* Assignment
Please return every line in the entries below with the word "aligned" in it.

* Input records
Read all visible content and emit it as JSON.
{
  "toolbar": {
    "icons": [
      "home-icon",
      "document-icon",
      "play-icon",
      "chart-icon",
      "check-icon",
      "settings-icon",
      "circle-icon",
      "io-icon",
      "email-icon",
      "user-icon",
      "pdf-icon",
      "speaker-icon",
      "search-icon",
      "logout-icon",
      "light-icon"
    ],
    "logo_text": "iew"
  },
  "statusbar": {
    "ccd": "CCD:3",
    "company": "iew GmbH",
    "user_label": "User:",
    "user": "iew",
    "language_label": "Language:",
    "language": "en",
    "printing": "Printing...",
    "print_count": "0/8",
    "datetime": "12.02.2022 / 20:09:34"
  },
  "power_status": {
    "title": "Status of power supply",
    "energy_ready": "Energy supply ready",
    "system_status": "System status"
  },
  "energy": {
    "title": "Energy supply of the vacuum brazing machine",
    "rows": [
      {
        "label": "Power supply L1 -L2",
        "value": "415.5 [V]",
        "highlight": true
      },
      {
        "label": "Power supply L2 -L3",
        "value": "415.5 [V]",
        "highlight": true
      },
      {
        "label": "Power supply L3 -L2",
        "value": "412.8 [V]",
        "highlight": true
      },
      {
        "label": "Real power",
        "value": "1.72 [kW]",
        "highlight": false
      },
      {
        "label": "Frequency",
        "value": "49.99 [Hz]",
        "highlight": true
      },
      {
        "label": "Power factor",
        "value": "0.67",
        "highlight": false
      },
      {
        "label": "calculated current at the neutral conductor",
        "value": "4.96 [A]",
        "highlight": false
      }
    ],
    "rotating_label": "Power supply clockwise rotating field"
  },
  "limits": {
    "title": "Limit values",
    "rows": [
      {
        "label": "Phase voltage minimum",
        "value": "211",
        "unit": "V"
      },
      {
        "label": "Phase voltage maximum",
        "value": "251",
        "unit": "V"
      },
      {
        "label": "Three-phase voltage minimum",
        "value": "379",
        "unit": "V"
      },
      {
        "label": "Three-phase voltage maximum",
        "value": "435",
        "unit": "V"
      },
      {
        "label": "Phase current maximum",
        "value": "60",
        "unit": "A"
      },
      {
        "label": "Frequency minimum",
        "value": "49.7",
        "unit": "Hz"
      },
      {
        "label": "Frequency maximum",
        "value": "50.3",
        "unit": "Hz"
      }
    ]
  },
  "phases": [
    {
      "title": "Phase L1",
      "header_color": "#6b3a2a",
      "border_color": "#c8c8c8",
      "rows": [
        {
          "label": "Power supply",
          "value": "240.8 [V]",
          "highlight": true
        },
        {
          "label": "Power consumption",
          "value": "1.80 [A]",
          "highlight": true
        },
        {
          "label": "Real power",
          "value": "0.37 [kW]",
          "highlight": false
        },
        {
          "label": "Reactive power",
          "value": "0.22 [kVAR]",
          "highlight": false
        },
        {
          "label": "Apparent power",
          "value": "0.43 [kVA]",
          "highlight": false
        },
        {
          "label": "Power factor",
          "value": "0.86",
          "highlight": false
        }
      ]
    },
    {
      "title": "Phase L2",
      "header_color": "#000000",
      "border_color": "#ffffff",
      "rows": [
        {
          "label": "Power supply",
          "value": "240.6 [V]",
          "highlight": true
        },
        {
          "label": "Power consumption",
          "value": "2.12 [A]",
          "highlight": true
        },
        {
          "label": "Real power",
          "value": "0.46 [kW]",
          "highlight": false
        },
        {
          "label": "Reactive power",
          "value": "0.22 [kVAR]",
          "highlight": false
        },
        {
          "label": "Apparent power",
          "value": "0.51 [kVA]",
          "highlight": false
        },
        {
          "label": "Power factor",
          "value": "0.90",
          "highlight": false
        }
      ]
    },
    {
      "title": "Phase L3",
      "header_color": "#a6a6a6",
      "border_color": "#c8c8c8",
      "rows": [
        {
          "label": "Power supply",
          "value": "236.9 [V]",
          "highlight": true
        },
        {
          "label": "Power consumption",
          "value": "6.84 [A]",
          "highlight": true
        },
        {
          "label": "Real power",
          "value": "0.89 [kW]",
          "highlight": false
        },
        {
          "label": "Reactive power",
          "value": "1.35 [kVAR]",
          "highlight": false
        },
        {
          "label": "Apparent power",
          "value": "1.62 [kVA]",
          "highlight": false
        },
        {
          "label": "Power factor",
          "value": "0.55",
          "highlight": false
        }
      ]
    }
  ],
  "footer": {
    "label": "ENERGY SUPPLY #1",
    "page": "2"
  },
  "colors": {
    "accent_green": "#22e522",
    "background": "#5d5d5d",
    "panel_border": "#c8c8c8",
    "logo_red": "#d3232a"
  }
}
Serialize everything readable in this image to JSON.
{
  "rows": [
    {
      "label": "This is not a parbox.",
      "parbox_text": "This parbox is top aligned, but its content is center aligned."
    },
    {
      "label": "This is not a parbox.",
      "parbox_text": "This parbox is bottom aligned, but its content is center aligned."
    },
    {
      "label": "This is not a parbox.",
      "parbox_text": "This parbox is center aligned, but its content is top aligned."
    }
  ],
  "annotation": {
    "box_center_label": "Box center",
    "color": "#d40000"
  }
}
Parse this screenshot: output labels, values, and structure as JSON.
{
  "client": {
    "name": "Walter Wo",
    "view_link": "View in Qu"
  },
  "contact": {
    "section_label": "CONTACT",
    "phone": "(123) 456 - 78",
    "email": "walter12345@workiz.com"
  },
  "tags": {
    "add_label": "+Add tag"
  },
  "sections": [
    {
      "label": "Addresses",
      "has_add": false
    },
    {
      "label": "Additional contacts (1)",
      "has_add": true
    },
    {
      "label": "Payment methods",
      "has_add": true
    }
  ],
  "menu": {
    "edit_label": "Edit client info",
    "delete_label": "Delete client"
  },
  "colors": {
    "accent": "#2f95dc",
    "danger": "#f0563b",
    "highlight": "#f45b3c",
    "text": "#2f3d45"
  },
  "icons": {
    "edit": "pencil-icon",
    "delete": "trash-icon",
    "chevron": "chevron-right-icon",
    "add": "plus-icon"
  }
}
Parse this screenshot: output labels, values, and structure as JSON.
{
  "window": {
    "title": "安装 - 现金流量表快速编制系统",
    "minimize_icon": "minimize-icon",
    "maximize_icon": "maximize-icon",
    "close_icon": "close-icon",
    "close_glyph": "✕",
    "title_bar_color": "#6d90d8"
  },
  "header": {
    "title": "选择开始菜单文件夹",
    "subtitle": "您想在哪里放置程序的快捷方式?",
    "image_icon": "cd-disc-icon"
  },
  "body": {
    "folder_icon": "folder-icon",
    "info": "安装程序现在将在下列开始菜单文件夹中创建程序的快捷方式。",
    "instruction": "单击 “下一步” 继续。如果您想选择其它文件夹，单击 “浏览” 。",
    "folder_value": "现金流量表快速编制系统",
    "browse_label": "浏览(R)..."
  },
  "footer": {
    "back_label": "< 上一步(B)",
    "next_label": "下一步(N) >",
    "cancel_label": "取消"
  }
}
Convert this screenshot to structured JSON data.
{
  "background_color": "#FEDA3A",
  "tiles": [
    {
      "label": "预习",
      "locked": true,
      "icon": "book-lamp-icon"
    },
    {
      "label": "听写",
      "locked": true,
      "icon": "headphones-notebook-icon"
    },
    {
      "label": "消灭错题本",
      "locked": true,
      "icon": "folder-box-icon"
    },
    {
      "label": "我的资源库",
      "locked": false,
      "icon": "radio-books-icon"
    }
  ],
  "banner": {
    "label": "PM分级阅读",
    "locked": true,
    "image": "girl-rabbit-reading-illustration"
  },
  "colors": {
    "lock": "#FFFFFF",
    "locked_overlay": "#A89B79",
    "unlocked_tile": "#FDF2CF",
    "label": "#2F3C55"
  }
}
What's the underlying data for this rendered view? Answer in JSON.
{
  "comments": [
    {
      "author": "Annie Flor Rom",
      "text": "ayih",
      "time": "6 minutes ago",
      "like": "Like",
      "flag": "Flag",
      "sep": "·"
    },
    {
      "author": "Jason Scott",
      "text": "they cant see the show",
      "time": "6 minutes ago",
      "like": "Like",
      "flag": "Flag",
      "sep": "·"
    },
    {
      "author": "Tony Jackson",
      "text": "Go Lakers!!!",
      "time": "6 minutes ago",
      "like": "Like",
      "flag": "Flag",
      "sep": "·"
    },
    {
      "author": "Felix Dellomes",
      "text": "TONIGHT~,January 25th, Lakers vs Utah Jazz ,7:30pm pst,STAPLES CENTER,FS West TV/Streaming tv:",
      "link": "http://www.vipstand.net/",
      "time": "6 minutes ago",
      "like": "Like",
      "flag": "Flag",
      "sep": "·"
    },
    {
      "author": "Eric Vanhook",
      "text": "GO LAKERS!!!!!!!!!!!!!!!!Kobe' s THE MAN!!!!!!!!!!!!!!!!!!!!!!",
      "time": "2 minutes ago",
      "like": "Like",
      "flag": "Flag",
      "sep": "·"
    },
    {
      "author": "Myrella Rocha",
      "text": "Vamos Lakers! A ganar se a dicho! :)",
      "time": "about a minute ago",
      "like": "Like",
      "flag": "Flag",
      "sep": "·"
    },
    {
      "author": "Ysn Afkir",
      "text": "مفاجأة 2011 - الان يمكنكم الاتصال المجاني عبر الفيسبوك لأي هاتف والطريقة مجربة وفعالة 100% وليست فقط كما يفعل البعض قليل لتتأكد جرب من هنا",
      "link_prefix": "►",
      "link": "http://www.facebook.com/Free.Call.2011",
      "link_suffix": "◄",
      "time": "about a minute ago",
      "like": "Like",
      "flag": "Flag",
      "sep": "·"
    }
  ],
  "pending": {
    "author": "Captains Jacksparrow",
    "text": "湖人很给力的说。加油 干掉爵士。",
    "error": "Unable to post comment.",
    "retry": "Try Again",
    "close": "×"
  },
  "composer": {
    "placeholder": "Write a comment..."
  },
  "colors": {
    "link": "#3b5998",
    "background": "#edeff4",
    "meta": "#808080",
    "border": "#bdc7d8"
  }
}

* Task result
      "parbox_text": "This parbox is top aligned, but its content is center aligned."
      "parbox_text": "This parbox is bottom aligned, but its content is center aligned."
      "parbox_text": "This parbox is center aligned, but its content is top aligned."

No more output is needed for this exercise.